Saints go marching on
It is often said that NFL head coaches would run over their own grandmothers if it resulted in a victory for their team each Sunday. And I wouldn't like to think what most of them would do in exchange for a precious Super Bowl ring.
Being a coach in the NFL demands a great deal of personal sacrifice. Until he moved into the Monday Night Football commentary booth this year, Jon Gruden kept some legendary hours with the Tampa Bay Buccaneers as his work day began each morning around 3am. And I remember English-born coach Al Saunders telling me about the hours he put in when he was offensive coordinator of the Washington Redskins. He would start at 7am at the latest and would go until 11pm or midnight every day.
In short, these guys give up a great deal in a bid to be successful. I think it's accurate to say that being married to the job is a definite lifestyle choice for an NFL head coach.
Bearing that in mind, it seems New Orleans Saints head coach Sean Payton may have taken that kind of commitment to winning to a new level.

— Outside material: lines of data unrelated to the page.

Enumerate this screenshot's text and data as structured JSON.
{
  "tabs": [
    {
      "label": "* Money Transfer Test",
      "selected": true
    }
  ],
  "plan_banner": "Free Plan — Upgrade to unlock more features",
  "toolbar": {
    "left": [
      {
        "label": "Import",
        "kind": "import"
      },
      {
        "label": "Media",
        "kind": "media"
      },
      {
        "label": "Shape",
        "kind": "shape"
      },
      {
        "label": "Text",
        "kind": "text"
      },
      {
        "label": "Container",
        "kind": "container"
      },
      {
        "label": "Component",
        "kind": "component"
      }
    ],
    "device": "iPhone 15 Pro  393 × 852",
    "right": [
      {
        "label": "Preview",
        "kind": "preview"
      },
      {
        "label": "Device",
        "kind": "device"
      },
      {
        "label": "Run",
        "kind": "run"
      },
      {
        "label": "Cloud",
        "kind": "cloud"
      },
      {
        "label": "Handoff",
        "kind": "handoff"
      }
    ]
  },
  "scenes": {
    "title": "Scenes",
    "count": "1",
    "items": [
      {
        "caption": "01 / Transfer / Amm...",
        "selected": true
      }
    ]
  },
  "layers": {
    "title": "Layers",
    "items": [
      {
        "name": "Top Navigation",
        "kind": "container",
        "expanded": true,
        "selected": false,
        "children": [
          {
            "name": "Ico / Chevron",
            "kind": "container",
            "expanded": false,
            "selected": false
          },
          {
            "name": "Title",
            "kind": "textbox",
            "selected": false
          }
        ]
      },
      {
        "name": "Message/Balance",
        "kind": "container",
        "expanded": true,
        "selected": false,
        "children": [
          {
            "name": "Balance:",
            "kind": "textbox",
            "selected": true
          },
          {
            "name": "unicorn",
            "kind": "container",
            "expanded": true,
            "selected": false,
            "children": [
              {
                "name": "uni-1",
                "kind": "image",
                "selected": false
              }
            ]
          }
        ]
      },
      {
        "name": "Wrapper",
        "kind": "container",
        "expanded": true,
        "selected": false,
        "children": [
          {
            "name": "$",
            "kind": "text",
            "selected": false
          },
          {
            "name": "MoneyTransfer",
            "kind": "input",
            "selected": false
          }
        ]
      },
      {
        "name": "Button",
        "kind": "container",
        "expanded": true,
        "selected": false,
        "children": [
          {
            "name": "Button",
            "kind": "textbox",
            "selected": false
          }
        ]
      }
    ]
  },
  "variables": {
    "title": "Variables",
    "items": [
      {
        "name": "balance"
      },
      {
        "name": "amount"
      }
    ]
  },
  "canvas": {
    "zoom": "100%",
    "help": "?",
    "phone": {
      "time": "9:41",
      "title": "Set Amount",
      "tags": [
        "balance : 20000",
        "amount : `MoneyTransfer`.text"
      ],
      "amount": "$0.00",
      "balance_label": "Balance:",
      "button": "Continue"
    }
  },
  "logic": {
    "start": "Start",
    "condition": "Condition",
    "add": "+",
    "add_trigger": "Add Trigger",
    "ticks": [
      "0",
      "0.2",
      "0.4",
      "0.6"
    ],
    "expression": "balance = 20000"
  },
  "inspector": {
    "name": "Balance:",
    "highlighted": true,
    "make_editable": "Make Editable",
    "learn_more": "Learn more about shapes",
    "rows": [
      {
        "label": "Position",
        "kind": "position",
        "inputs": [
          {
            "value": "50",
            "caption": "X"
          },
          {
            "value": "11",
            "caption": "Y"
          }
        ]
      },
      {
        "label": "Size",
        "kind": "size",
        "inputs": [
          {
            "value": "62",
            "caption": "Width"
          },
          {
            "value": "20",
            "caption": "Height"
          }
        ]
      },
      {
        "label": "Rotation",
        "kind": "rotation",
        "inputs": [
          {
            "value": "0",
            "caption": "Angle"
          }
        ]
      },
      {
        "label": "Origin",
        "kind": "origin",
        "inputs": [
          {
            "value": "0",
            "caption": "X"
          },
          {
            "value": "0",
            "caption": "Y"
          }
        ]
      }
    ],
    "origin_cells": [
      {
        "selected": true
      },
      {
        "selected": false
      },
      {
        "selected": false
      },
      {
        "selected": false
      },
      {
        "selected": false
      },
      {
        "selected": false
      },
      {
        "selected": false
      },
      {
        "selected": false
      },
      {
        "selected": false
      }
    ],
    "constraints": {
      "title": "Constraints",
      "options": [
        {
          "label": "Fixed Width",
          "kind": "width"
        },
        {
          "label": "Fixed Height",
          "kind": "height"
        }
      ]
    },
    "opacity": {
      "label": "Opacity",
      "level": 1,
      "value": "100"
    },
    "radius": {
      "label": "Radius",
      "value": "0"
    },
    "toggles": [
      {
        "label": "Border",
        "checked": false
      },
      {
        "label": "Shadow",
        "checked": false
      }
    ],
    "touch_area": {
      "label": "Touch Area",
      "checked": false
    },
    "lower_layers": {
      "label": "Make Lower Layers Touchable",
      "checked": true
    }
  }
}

In recent seasons, the Saints have boasted one of the most prolific offenses in the league, yet they have been unable to stop opponents from scoring at will against a porous defence that ranked 26th in the NFL in 2008.

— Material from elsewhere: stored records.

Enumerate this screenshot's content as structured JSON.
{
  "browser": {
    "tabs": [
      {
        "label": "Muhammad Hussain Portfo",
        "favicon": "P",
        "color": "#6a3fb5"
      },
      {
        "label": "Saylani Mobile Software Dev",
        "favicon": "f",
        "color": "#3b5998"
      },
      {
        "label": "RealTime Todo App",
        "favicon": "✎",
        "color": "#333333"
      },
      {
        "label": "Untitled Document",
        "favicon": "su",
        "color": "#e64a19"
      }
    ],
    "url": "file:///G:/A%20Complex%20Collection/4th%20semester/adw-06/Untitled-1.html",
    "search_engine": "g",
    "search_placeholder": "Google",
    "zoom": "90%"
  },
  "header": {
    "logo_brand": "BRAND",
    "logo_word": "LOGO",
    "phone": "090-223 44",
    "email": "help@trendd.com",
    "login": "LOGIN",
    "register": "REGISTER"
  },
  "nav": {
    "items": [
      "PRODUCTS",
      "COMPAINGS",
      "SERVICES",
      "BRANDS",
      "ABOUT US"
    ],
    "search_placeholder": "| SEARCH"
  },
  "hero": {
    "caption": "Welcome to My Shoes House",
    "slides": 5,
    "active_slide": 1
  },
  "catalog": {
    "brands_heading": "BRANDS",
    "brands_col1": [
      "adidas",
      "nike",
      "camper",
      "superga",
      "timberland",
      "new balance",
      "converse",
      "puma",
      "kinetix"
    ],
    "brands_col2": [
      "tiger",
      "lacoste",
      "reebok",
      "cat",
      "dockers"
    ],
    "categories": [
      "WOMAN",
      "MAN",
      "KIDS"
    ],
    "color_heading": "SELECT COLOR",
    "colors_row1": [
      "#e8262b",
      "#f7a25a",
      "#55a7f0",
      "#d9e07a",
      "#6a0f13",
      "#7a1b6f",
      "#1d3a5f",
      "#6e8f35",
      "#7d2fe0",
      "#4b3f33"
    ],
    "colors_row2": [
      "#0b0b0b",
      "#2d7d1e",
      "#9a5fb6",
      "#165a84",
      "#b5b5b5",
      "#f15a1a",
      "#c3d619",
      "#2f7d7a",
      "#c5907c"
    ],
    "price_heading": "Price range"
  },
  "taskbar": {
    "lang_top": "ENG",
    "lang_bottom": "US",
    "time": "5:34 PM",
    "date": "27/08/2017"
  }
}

Sitting at home last January mulling a frustrating 8-8 season, Payton was keen to get Gregg Williams on board as his new defensive coordinator. He knew this was the man to mould his defence into a championship unit but he also recognised this was one of the elite defensive coaches in the business and Williams wouldn't come cheap.
The Saints were willing to pay $1 million (£627,000) per season but grudgingly accepted that Williams was likely to receive a sweeter offer from the Green Bay Packers. So Payton, who once played quarterback for the Leicester Panthers in the UK, offered up $250,000 of his own salary to get Williams on board.
Owner Tom Benson agreed to the deal, Williams signed on the dotted line and although slightly lighter in the wallet, Payton was ecstatic. And it's easy to see why now his Saints have made a 4-0 start to the new season.
With Williams at the helm, the Saints defence is vastly improved this season
What Williams does best is dial up pressure on opposing quarterbacks and force turnovers. Will Smith, Bobby McCray and Charles Grant are playing tough on the defensive line, Jonathan Vilma is an active linebacker just behind them and Williams is not afraid to bring extra guys on a blitz, even if it leaves the Saints without a last line of defence at the safety position.
The results have been outstanding. The Saints are among the league leaders in hitting opposing quarterbacks and newly-signed veteran safety Darren Sharper has been an inspiration. With opposing passers being rushed into their throws, Sharper is the perfect man to have on the back end because he reads the game so well and leads the NFL with five interceptions, two of which he has run back for 97- and 99-yard touchdowns.
The hiring of Williams was just one move made by the Saints in a bid to get tougher. Pierre Thomas, since returning from injury in week three, has emerged as the primary ball-carrier (33 carries to Reggie Bush's 19), mainly because he will run north-south and punish defenders with his bruising style.
With the Saints now boasting a reliable running game and a much-improved defence, they have to be considered Super Bowl contenders if they maintain their current form.
Quarterback Drew Brees has not thrown a touchdown pass in the last two weeks. Last season that would have meant two losses. But in Buffalo, Thomas starred with a 100-yard rushing day and two touchdowns, and on Sunday against the Jets it was the defence that stepped up and produced two scores of their own.
With the Saints rounding into a complete team, Payton could be forgiven for thinking Williams is the final piece in the puzzle. If that proves to be the true, it will be a case of money well spent.
You can catch Neil commentating on an NFL game every Sunday on BBC 5 live sports extra throughout the season.(UK users only).